## Records from a dataset
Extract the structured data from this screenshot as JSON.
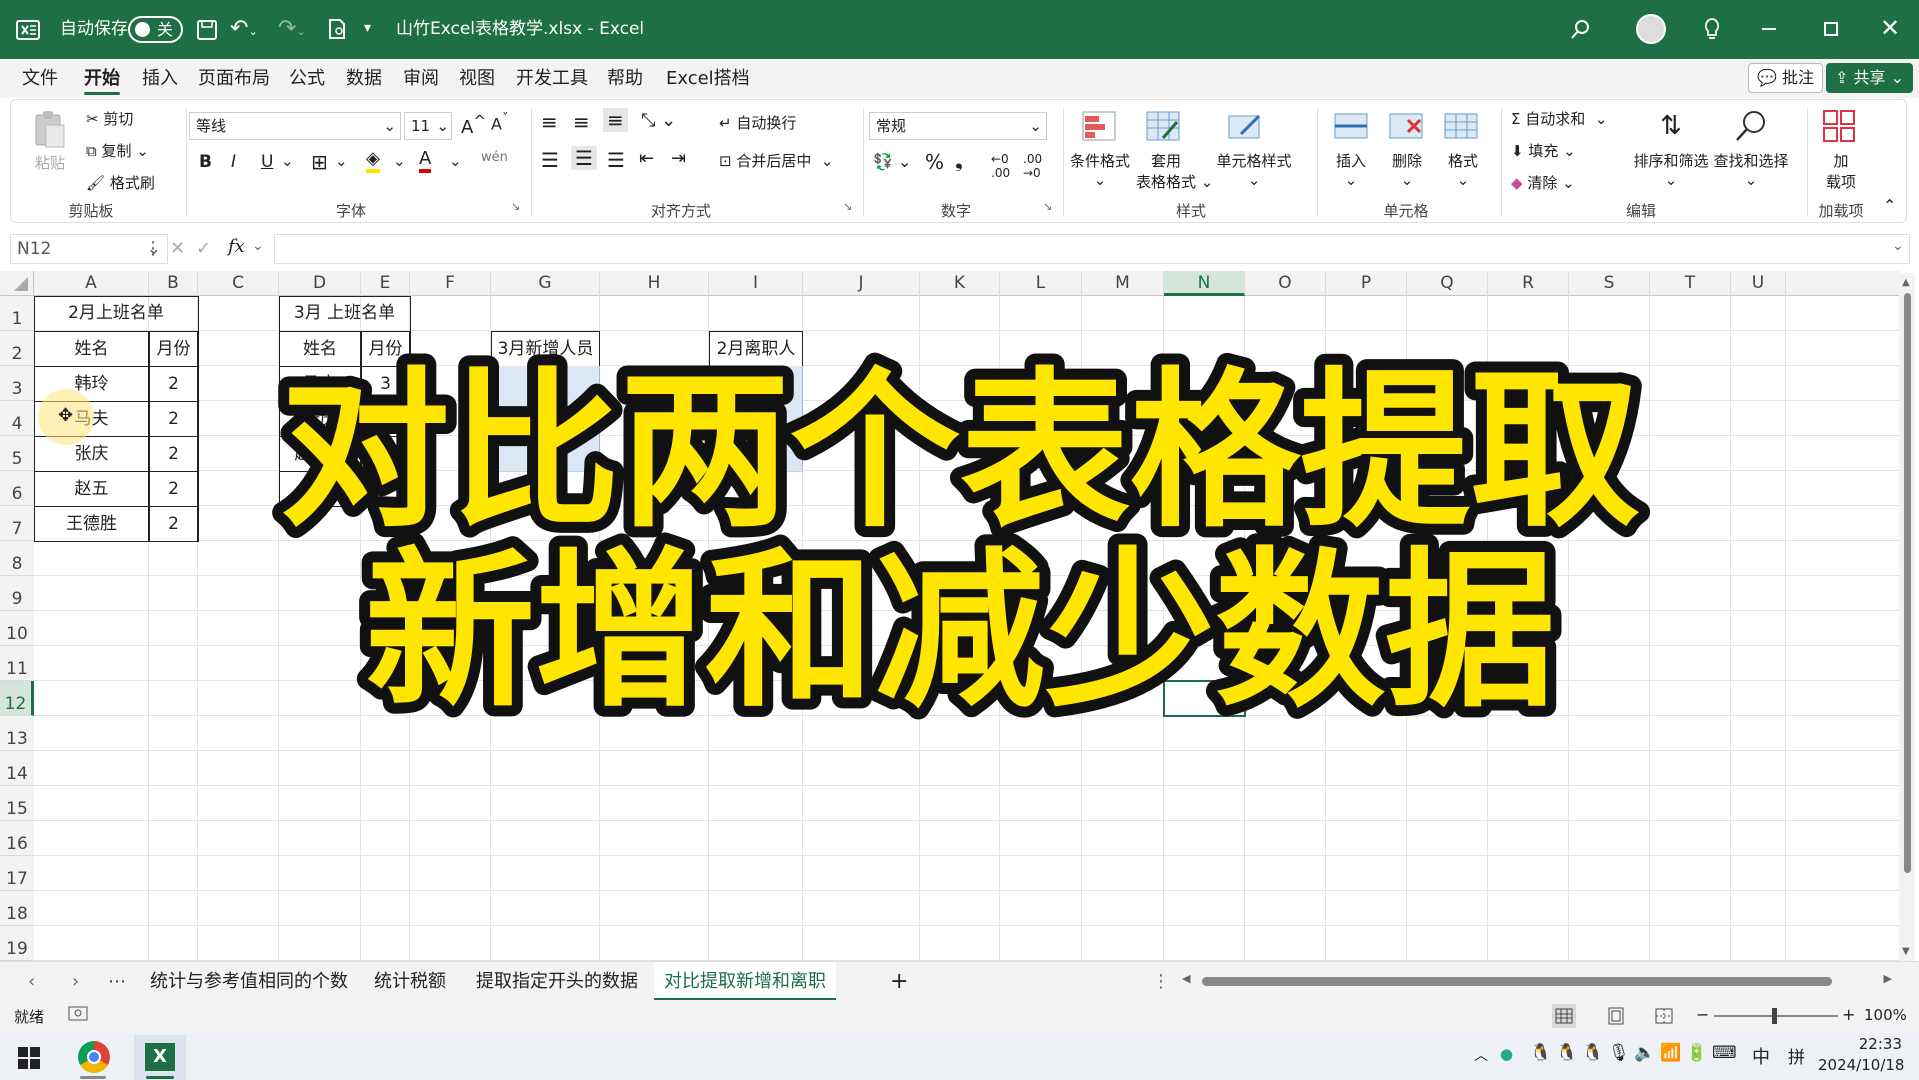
{
  "titlebar": {
    "autosave_label": "自动保存",
    "autosave_state": "关",
    "filename": "山竹Excel表格教学.xlsx",
    "separator": "-",
    "app": "Excel"
  },
  "menu": {
    "items": [
      "文件",
      "开始",
      "插入",
      "页面布局",
      "公式",
      "数据",
      "审阅",
      "视图",
      "开发工具",
      "帮助",
      "Excel搭档"
    ],
    "active": "开始",
    "comment_btn": "批注",
    "share_btn": "共享"
  },
  "ribbon": {
    "clipboard": {
      "paste": "粘贴",
      "cut": "剪切",
      "copy": "复制",
      "format_painter": "格式刷",
      "group": "剪贴板"
    },
    "font": {
      "name": "等线",
      "size": "11",
      "bold": "B",
      "italic": "I",
      "underline": "U",
      "group": "字体"
    },
    "alignment": {
      "wrap": "自动换行",
      "merge": "合并后居中",
      "group": "对齐方式"
    },
    "number": {
      "format": "常规",
      "group": "数字"
    },
    "styles": {
      "conditional": "条件格式",
      "table_l1": "套用",
      "table_l2": "表格格式",
      "cell_styles": "单元格样式",
      "group": "样式"
    },
    "cells": {
      "insert": "插入",
      "delete": "删除",
      "format": "格式",
      "group": "单元格"
    },
    "editing": {
      "autosum": "自动求和",
      "fill": "填充",
      "clear": "清除",
      "sort": "排序和筛选",
      "find": "查找和选择",
      "group": "编辑"
    },
    "addins": {
      "l1": "加",
      "l2": "载项",
      "group": "加载项"
    }
  },
  "formula": {
    "namebox": "N12",
    "fx": "fx",
    "value": ""
  },
  "grid": {
    "columns": [
      "A",
      "B",
      "C",
      "D",
      "E",
      "F",
      "G",
      "H",
      "I",
      "J",
      "K",
      "L",
      "M",
      "N",
      "O",
      "P",
      "Q",
      "R",
      "S",
      "T",
      "U"
    ],
    "rows": [
      "1",
      "2",
      "3",
      "4",
      "5",
      "6",
      "7",
      "8",
      "9",
      "10",
      "11",
      "12",
      "13",
      "14",
      "15",
      "16",
      "17",
      "18",
      "19"
    ],
    "selected_col": "N",
    "selected_row": "12",
    "table_feb": {
      "title": "2月上班名单",
      "headers": [
        "姓名",
        "月份"
      ],
      "rows": [
        [
          "韩玲",
          "2"
        ],
        [
          "马夫",
          "2"
        ],
        [
          "张庆",
          "2"
        ],
        [
          "赵五",
          "2"
        ],
        [
          "王德胜",
          "2"
        ]
      ]
    },
    "table_mar": {
      "title": "3月 上班名单",
      "headers": [
        "姓名",
        "月份"
      ],
      "rows": [
        [
          "马夫",
          "3"
        ],
        [
          "张庆",
          "3"
        ],
        [
          "赵康一",
          "3"
        ],
        [
          "高伟",
          "3"
        ]
      ]
    },
    "new_label": "3月新增人员",
    "left_label": "2月离职人员"
  },
  "overlay": {
    "line1": "对比两个表格提取",
    "line2": "新增和减少数据"
  },
  "sheets": {
    "tabs": [
      "统计与参考值相同的个数",
      "统计税额",
      "提取指定开头的数据",
      "对比提取新增和离职"
    ],
    "active": "对比提取新增和离职",
    "add": "+"
  },
  "status": {
    "ready": "就绪",
    "zoom": "100%"
  },
  "taskbar": {
    "time": "22:33",
    "date": "2024/10/18",
    "ime": "中",
    "ime2": "拼"
  },
  "colors": {
    "excel_green": "#1e6f44",
    "overlay_fill": "#ffe600",
    "overlay_stroke": "#111111"
  }
}
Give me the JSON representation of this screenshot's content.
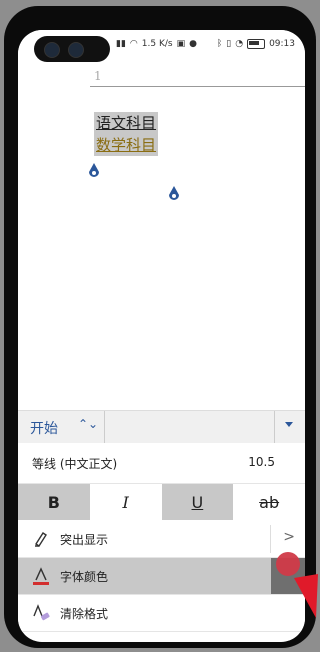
{
  "status": {
    "left": [
      "1.5 K/s"
    ],
    "right_time": "09:13"
  },
  "document": {
    "page_number": "1",
    "line1": "语文科目",
    "line2": "数学科目"
  },
  "toolbar": {
    "tab_label": "开始",
    "updown_icon": "⌃⌄",
    "dropdown_icon": "chevron-down"
  },
  "font": {
    "name": "等线 (中文正文)",
    "size": "10.5"
  },
  "format_buttons": {
    "bold": "B",
    "italic": "I",
    "underline": "U",
    "strikethrough": "ab"
  },
  "menu": {
    "highlight": {
      "label": "突出显示",
      "chevron": ">"
    },
    "font_color": {
      "label": "字体颜色",
      "underline_color": "#d32f2f"
    },
    "clear_format": {
      "label": "清除格式"
    }
  },
  "colors": {
    "accent": "#2b579a",
    "selection": "#c8c8c8",
    "font_color_red": "#d32f2f",
    "line2_text": "#8a6d12"
  }
}
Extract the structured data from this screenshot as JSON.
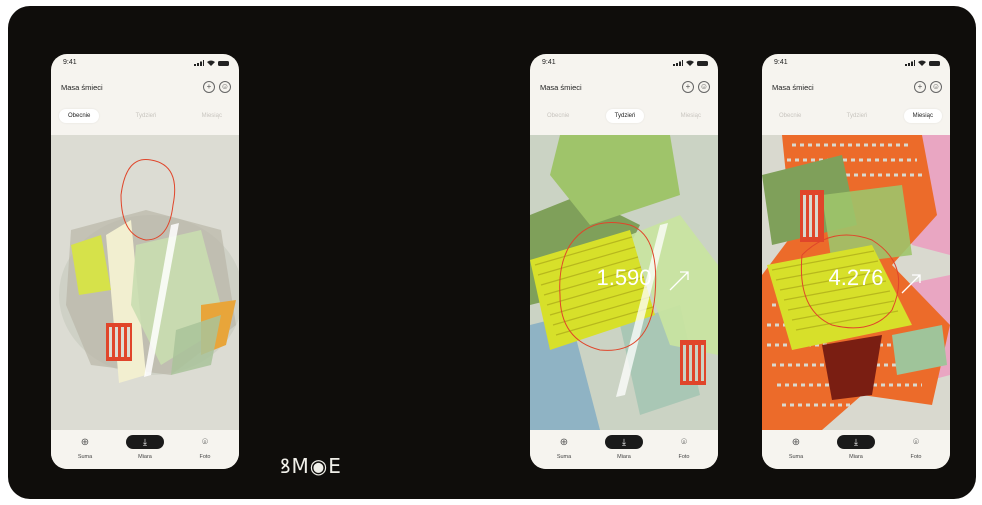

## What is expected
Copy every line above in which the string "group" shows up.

## Worked solution
      "group": "剪贴板"
      "group": "字体"
      "group": "对齐方式"
      "group": "数字"
      "group": "样式"
      "group": "单元格"
      "group": "编辑"
      "group": "加载项"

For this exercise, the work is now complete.